Labour left activists have written to the current leadership of Momentum to demand that it facilitates online hustings for the upcoming internal elections.
In a letter to members of Momentum’s outgoing national coordinating group (NCG), 24 candidates hoping to replace them have made the call for a “proper debate”.
The signatories are all standing on the platform of new time-limited campaign group Forward Momentum, which unveiled its slate of candidates last week.
The #Forward24 includes Labour MP Nadia Whittome, metro-mayor Jamie Driscoll, former parliamentary candidate Jennifer Forbes and writer Alan Gibbons.
They have argued that Momentum, with its “well-deserved reputation for innovations in digital campaigning”, should be able to overcome technical difficulties presented by online hustings.
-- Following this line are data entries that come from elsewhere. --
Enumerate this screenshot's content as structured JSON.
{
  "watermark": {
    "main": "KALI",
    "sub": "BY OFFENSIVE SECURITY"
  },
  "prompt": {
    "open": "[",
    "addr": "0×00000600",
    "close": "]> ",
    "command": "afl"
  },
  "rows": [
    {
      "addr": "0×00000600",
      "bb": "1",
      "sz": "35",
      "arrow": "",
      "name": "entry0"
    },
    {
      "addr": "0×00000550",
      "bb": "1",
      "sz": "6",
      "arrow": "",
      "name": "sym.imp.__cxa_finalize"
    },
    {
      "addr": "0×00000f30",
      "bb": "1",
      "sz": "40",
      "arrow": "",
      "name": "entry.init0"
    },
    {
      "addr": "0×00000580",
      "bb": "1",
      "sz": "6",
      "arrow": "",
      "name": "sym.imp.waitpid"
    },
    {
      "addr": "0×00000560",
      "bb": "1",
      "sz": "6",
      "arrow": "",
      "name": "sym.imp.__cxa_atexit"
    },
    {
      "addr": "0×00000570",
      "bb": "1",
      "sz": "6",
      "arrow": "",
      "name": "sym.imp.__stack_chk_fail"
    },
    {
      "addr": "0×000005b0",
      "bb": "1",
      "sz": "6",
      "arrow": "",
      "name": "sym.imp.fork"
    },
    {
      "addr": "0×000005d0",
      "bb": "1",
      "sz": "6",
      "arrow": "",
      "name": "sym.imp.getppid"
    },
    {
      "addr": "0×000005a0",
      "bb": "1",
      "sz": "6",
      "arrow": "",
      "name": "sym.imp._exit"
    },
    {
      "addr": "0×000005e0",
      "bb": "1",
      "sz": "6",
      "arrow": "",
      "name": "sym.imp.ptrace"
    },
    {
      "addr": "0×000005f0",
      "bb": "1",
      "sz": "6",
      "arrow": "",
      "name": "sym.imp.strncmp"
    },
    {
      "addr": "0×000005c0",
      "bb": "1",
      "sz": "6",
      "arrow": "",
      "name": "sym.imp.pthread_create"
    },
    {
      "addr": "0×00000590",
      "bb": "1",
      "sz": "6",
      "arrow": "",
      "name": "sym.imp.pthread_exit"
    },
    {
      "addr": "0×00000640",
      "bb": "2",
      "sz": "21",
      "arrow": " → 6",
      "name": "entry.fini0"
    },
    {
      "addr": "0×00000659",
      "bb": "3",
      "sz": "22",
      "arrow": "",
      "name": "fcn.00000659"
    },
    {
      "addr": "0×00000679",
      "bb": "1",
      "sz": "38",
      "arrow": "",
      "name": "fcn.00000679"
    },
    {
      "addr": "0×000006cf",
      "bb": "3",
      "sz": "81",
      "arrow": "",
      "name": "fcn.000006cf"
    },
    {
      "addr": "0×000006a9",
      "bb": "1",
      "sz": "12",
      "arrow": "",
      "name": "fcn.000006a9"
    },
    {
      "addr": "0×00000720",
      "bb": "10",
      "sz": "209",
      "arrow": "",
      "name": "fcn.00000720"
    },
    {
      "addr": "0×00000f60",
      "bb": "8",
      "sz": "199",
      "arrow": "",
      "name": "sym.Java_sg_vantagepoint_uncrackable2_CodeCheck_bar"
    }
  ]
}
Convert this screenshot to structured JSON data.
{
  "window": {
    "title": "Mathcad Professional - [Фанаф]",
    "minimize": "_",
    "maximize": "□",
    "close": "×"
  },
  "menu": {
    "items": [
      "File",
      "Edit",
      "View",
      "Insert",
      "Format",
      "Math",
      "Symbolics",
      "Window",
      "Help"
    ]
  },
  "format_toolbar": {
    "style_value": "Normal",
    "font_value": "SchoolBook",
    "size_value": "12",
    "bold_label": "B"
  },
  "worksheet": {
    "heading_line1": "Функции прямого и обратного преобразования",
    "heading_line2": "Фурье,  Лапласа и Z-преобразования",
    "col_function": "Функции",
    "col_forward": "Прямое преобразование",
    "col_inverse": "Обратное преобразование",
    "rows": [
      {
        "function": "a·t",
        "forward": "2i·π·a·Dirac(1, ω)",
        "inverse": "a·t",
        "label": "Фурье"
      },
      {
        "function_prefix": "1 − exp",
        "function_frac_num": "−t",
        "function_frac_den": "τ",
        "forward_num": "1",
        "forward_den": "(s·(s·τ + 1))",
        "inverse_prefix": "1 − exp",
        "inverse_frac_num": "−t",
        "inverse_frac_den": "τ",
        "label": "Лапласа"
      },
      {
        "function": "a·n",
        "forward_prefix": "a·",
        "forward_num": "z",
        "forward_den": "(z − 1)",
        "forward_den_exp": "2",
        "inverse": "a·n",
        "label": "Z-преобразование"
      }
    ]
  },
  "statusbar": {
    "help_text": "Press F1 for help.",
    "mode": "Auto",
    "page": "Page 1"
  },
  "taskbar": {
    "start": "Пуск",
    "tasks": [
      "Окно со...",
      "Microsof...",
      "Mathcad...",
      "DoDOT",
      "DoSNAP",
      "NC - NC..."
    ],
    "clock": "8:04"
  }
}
The activists also point out that volunteer-run Forward Momentum itself held video hustings as part of the open primaries process used to select members for its slate.
“Over 64 prospective candidates spoke and 500 supporters watched, after which nearly 2,000 supporters voted in our primaries,” the letter reads.
“Going forward, Momentum needs more, not less, of this engagement, which can provide an opportunity for grassroots activists and those without a large public profile or connections in high places to really make their mark.”
Momentum founder and current chair Jon Lansman announced via a LabourList piece that he would not be standing for the forthcoming internal NCG elections.
Another slate of candidates is expected to be released by rival campaign ‘Momentum Renewal‘ – backed by several Labour MPs – in the coming days.
NCG nominations will open on May 28th and close on June 11th, then a one-member-one-vote ballot will be conducted by Momentum from June 16th to June 30th.
Below is the full text of the Forward Momentum letter.
To the outgoing NCG,
As candidates for Forward Momentum, we are calling on you to reconsider your decision to not hold hustings for the coming NCG elections.
Momentum members deserve a meaningful debate about the future of our organisation. Candidates should be given a chance to engage with each other, debate our visions for Momentum and outline where there are key differences. Momentum must lead in facilitating this.
Such debates are part of what makes a healthy democratic culture, and at this critical crossroads for the left, they are essential. But if open democratic debate is not allowed and supported, it will only further reinforce the feeling among many in Momentum that democracy is an inconvenience to be managed. We know that many members have left Momentum or are considering leaving because they feel that they have no opportunity to get involved in important decisions.
While we understand the NCG’s concerns around the technical difficulties presented by online hustings, an organisation with a well-deserved reputation for innovations in digital campaigning such as Momentum is well-placed to overcome these obstacles. Indeed, in the general election Momentum hosted many successful Zoom calls, reaching out to thousands of activists.
At Forward Momentum we also recently hosted our own video hustings as part of our open primaries process for selecting our slate of candidates, despite our campaign being just six weeks old, without resources and run entirely by volunteers. Over 64 prospective candidates spoke and 500 supporters watched, after which nearly 2,000 supporters voted in our primaries. Going forward Momentum needs more, not less, of this engagement, which can provide an opportunity for grassroots activists and those without a large public profile or connections in high places to really make their mark.
Hustings are of course just one part of this election, and a small part of what makes an organisation democratic, but at this moment it is vital every effort is made to engage members, and fuel the debate on the future of Momentum.
Members frequently remark upon a culture of top-down decision-making in our organisation. We know because we have experienced it, and spoken to so many others who have experienced it. This culture has bred a sense of despondency and disengagement among members. A desire to change it motivated many of us to stand for election. Any action that can be taken to drive engagement in this election, and to encourage future participation in Momentum, should be taken, no matter how small.
So we respectfully ask you to start by implementing online hustings; let’s have a proper debate and then let’s get on with the much-needed task of transforming Momentum into the member-led and campaigning organisation we need it to be.
Harriet Protheroe Soltani